PROVO -- An obscure nonprofit group, known as the Genealogical Society of Utah, organized on Nov. 13, 1894.
It's charge, under the direction of its new president, Franklin D. Richards: gather family histories and historical records.
Since that humble beginning 120 years ago, the name has changed to FamilySearch International, and it is now a nonprofit charity for The Church of Jesus Christ of Latter-day Saints. FamilySearch has grown from a little organization of genealogists into the premier global leader in online genealogy research, touting billions of records and millions of subscribers.
"The Genealogical Society of Utah was formed in 1894 under the direction of Wilford Woodruff, then president of The Church of Jesus Christ of Latter-day Saints, to assist members of the faith to seek out their ancestors and preserve their family trees for future generations," said Paul Nauta, FamilySearch spokesman.
During the Great Depression in the 1930s, interest in genealogy increased. Previous to that time, involvement remained low. The lack of work, and lots of time on folks' hands, were the impetus for some neglected research to be done. The LDS Church reports that during that time, its genealogical library was often filled to capacity.
By 1938, the use of microfilm was introduced. Documentation of that kind -- using special cameras -- was considered revolutionary for the time. If properly stored, the microfilm would be preserved for up to 500 years, according to Nauta.
It was 25 years later, in 1963, when the society completed the Granite Mountain Records Vault in Salt Lake City. It is a climate-controlled vault that provides perfect conditions for long-term storage of microfilmed records. More than 2.4 million rolls of film from more than 120 countries continue to be stored in the vaults -- which some call the "cave of wonders."
Older members of the LDS Church will remember the big push in the 1960s and 70s to get four generations researched and paperwork turned into the church. Genealogy classes were offered during Sunday School to help members learn how to research and submit their work.

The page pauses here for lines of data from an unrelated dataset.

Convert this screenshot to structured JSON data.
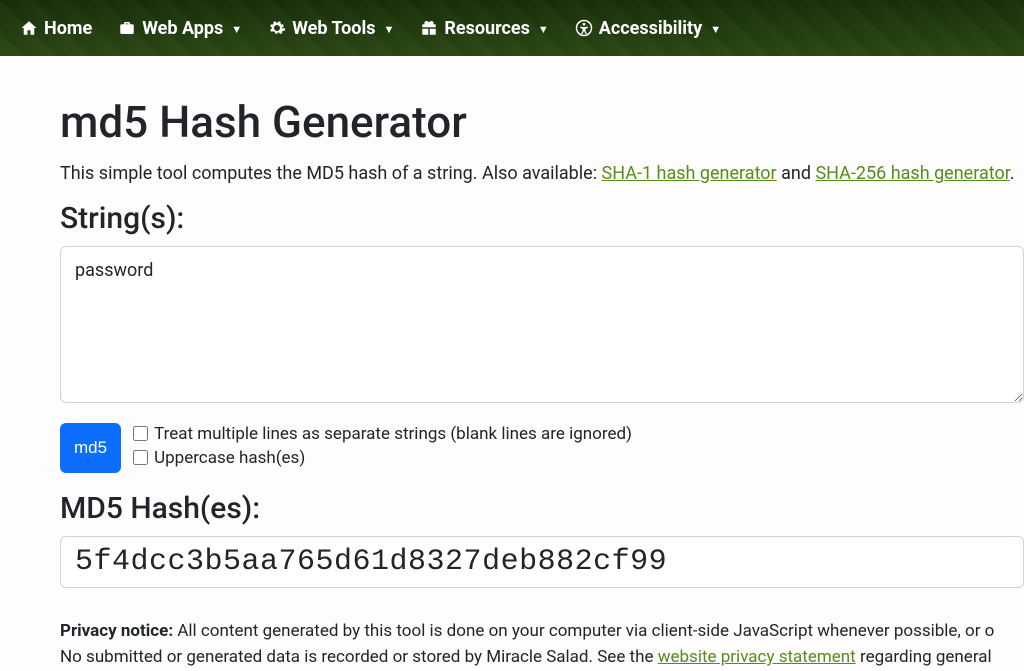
{
  "nav": {
    "home": "Home",
    "webapps": "Web Apps",
    "webtools": "Web Tools",
    "resources": "Resources",
    "accessibility": "Accessibility"
  },
  "page": {
    "title": "md5 Hash Generator",
    "intro_prefix": "This simple tool computes the MD5 hash of a string. Also available: ",
    "link_sha1": "SHA-1 hash generator",
    "intro_and": " and ",
    "link_sha256": "SHA-256 hash generator",
    "intro_suffix": "."
  },
  "form": {
    "strings_heading": "String(s):",
    "input_value": "password",
    "button_label": "md5",
    "opt_multiline": "Treat multiple lines as separate strings (blank lines are ignored)",
    "opt_uppercase": "Uppercase hash(es)"
  },
  "output": {
    "heading": "MD5 Hash(es):",
    "value": "5f4dcc3b5aa765d61d8327deb882cf99"
  },
  "privacy": {
    "label": "Privacy notice:",
    "line1": " All content generated by this tool is done on your computer via client-side JavaScript whenever possible, or o",
    "line2_prefix": "No submitted or generated data is recorded or stored by Miracle Salad. See the ",
    "link": "website privacy statement",
    "line2_suffix": " regarding general "
  }
}
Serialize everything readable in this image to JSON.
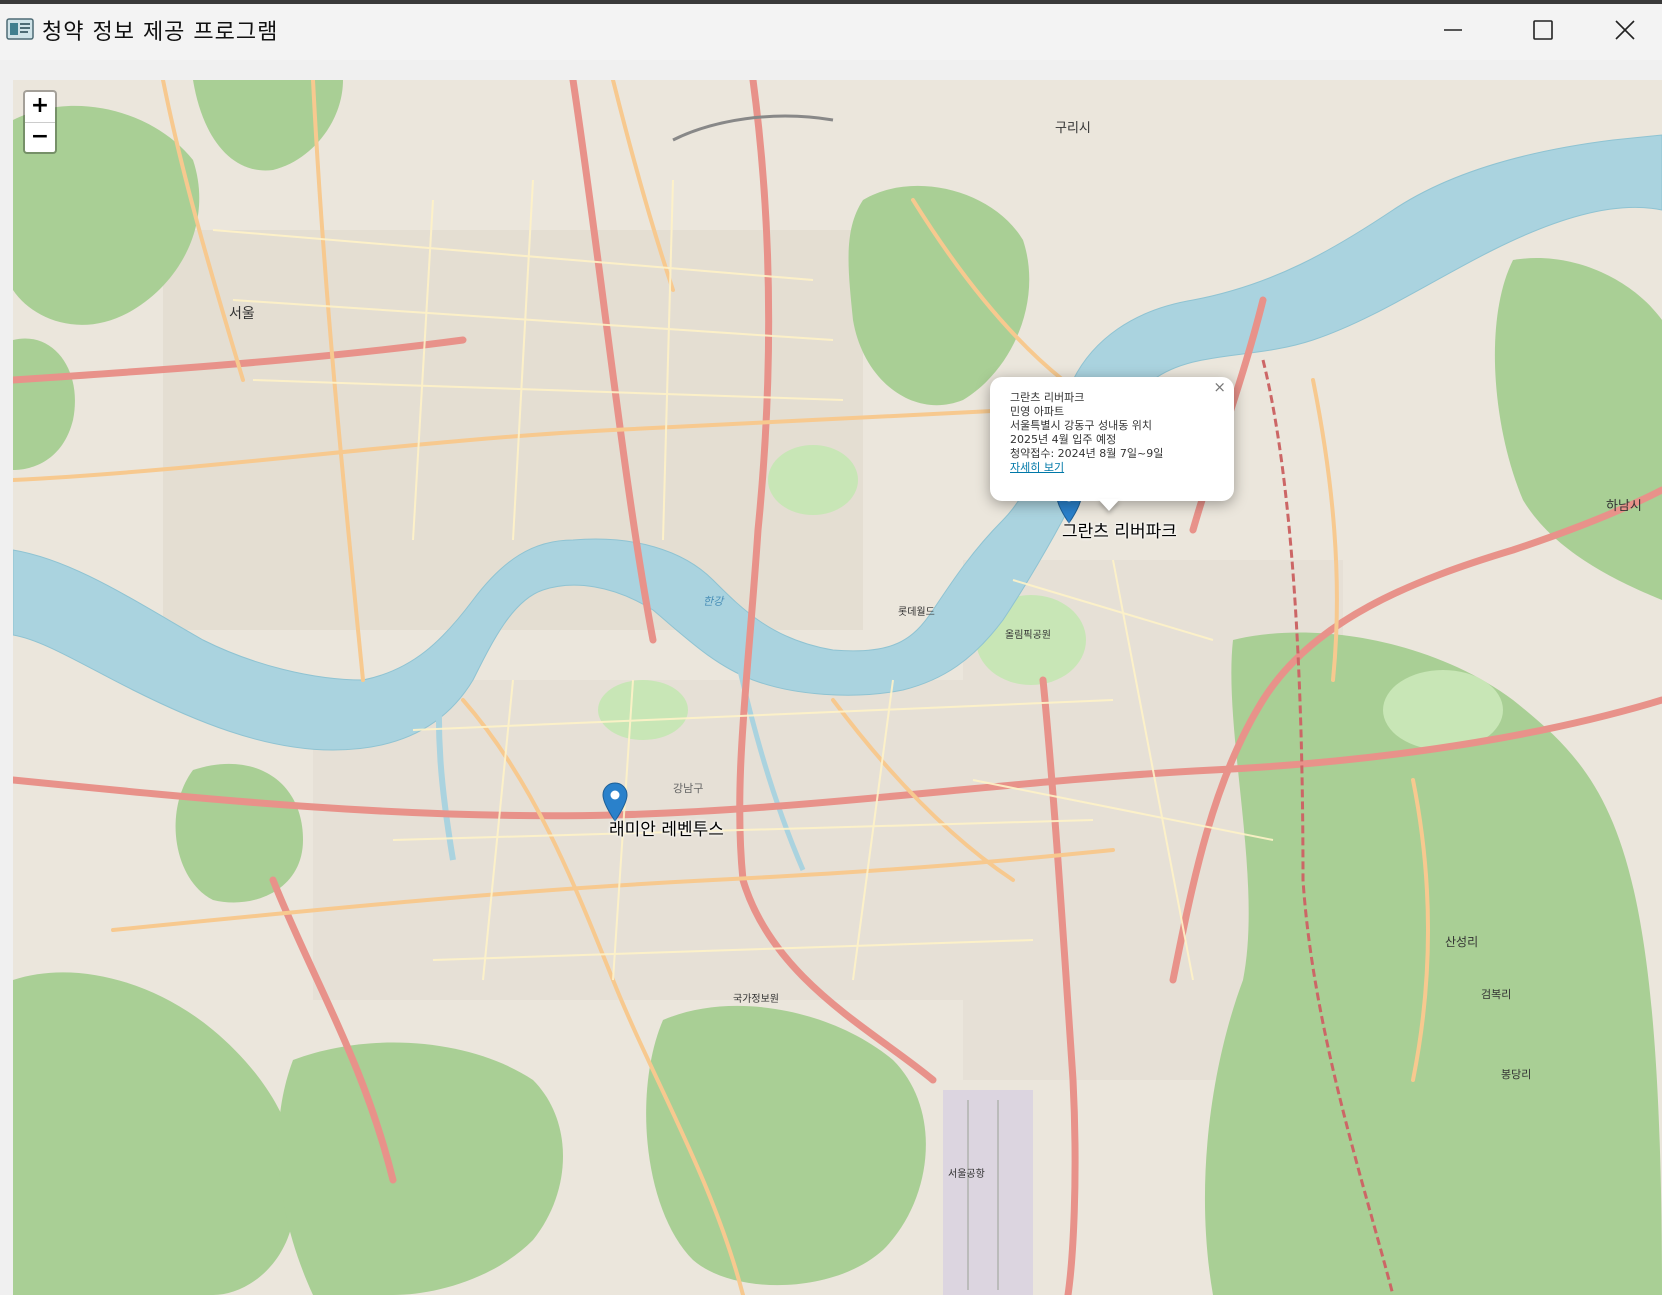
{
  "window": {
    "title": "청약 정보 제공 프로그램"
  },
  "map": {
    "zoom_in_label": "+",
    "zoom_out_label": "−",
    "place_labels": [
      "서울",
      "구리시",
      "하남시",
      "산성리",
      "검복리",
      "봉당리",
      "한강",
      "롯데월드",
      "강남구",
      "서울공항",
      "올림픽공원",
      "국가정보원"
    ],
    "markers": [
      {
        "name": "그란츠 리버파크"
      },
      {
        "name": "래미안 레벤투스"
      }
    ],
    "popup": {
      "close_label": "×",
      "title": "그란츠 리버파크",
      "type": "민영 아파트",
      "location": "서울특별시 강동구 성내동 위치",
      "move_in": "2025년 4월 입주 예정",
      "subscription": "청약접수: 2024년 8월 7일~9일",
      "link_label": "자세히 보기"
    },
    "colors": {
      "land": "#efebe3",
      "park": "#aed1a0",
      "forest": "#9ccb8a",
      "water": "#aad3df",
      "major_road": "#e8928a",
      "secondary_road": "#fcd6a4",
      "marker": "#2a81cb"
    }
  }
}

"Now we have Sunday family history classes that teach how to create family trees," Nauta said. "What started out on index cards went to microfilm, to discs, and is now at our fingertips. We migrate with technology. Today's technology makes the genealogy experience richer.
"FamilySearch continues that early research in full force. It uses proprietary digital cameras to preserve records from around the world and get them online quickly. FamilySearch has 285 camera teams working daily in 45 countries and publishes nearly 100 million new images of historic records every year. FamilySearch is also digitally converting its enormous microfilm collection for online use."
It wasn't until 1984, under the name of Personal Ancestral File, that the society developed the first desktop genealogy management software. FamilySearch was launched in 1999, and is now available in 10 languages.
“People today have such a vast reservoir of resources at FamilySearch.org to draw from that many historical gems which were previously buried in obscurity are now readily available online," said FamilySearch Chief Genealogy Officer David E. Rencher in a press release. "The family links that can be made from these rich resources will blossom into the most complete picture we’ve ever had of the human family.”
In 2013, FamilySearch introduced its free online Family Tree service and Memories feature. Finding family members and adding personal items became much easier.
"These online tools allow users to freely build, preserve and share their family trees, photos, stories and historical documents collaboratively," Nauta said. "Individuals and families have already contributed over a billion records."
Nauta said members of the church have always wanted to collect and submit stories and photo histories, but it has not been until the advent of current technology the church has accepted them.
Now, an individual's stories and personal photos don't have to have approval.
"It used to be the church would only accept photos when they were bound in a book," Nauta said. "Or if they were related to church history."